Monday, October 17, 2011

Black Is Beautiful

When I was very young, in 1970 or so, my mom took me with her sometimes to the office where she was a student intern. The receptionist there was always friendly and would talk to me or offer me pencils and paper for coloring when I was bored waiting for my mom.

One day, the receptionist had a little sign on her desk that said "Black is Beautiful."

I said, "I don't like black. I like blue the best!"

The woman laughed. My mom was mortified and apologized to the woman and took me aside and explained that the sign meant that black *people* are beautiful, and that it was meant to counter the general and wrong view that black people were some how "less worthy" than white people.

I was confused because I hadn't realized she was a "black person." When I thought about her at all (which was very rarely, really, since I was a kid and didn’t think often about others), I just thought she had a nice smile and a kind personality and pretty brown skin. And I was embarrassed for saying I didn't like black, because that wasn't what I meant!

I think that was the first time I realized that some people considered different skin color "bad." It made me sad because the woman was really nice.

Sometimes people claim that kids don't "notice" skin color until we teach them to. That's not really true, though. It wasn't that I didn't "notice" her skin color. I did, just as one notices hair color, height, and the shape of a nose. It's just that until then, I had never thought it could be a bad thing or even a defining characteristic of a person. I noticed, but without judging.

I hope our society will one day stop teaching kids that anyone's physical characteristics are "bad" or make a person "unworthy" or "less" than others.

And I thank my parents heartily for not teaching me such awful lessons.


LOLA said...

I really hated it when I was a reporter and the cute young thing who sat next to me was always getting called in to the publisher's office so he could tell her what a good job she was doing. I wrote rings around her and he never complimented me. Now here I am, the Queen of Grammar and so many other things, and I can't get a job. I don't think it helps that I'm 52. I still have my bodacious ta-tas, but they are starting to do some serious drooping and will be of no use soon. I really wish we, especially women, were judged according to our characters instead of our looks. People would really love me then because they always tell me what a character I am. I'm so happy you posted. You need to do this much more often.


LegalMist said...

Lola - you reminded me of another story to post. Thanks for sharing your story!

So. Cal. Gal said...

I have been disabled all my life. I have walked on crutches and now use a wheelchair. You can't imagine the times a child will look at me with curiosity and the parent will drag them away. Nice message your sending, mom and dad!

One of the nicest experiences was when a little (4 y.o.?) boy started touching my chair spokes while I was waiting in a store line.

The mom knelt down and said, "Say 'hi' to the nice lady." He did. Then she explained that he was touching a wheelchair and I had to use it because my legs weren't as healthy as his legs were.

I could've kissed her feet!

LegalMist said...

So. Cal. Gal. -- many folks learned that exact behavior from their own parents, because so many parents are afraid their kids will ask "inappropriate" questions and offend someone.
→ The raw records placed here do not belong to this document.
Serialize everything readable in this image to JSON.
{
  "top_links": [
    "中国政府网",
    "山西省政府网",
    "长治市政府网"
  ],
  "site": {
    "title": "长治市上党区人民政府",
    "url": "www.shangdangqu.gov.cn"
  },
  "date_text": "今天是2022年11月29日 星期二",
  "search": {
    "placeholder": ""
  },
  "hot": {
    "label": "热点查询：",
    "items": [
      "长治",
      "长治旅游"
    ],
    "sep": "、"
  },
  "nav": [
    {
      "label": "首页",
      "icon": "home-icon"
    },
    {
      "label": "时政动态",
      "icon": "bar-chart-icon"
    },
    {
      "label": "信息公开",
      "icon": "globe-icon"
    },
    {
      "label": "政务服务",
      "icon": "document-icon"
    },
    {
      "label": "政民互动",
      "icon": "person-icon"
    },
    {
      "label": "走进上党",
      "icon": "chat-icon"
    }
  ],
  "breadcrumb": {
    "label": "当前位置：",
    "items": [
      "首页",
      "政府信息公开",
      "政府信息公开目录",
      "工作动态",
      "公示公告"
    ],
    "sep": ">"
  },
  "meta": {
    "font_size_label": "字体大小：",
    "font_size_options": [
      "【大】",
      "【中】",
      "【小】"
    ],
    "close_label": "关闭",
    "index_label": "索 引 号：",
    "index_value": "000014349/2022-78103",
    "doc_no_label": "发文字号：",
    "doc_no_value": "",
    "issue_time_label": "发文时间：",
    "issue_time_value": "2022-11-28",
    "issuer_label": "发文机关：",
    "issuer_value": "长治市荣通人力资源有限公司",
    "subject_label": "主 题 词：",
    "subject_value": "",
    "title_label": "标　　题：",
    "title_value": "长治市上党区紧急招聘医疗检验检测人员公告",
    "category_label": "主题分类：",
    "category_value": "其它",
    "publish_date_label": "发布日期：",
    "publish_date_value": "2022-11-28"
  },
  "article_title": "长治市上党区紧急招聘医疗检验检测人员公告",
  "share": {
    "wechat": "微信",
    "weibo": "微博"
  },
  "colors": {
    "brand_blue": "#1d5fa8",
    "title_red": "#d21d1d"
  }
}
It is hard, as a parent, to know when to let your kids be curious and when someone just wants to be left alone and/or might be (understandably) tired of answering potentially intrusive and certainly "none-of-your-business" type questions about their disability over and over again. That said, there's no reason to treat strangers in wheelchairs any differently than strangers on legs. If you'd let your kid talk to a stranger on legs in line at the grocery, why not let them talk to a stranger on crutches or in a wheelchair? Certainly no need to drag them away!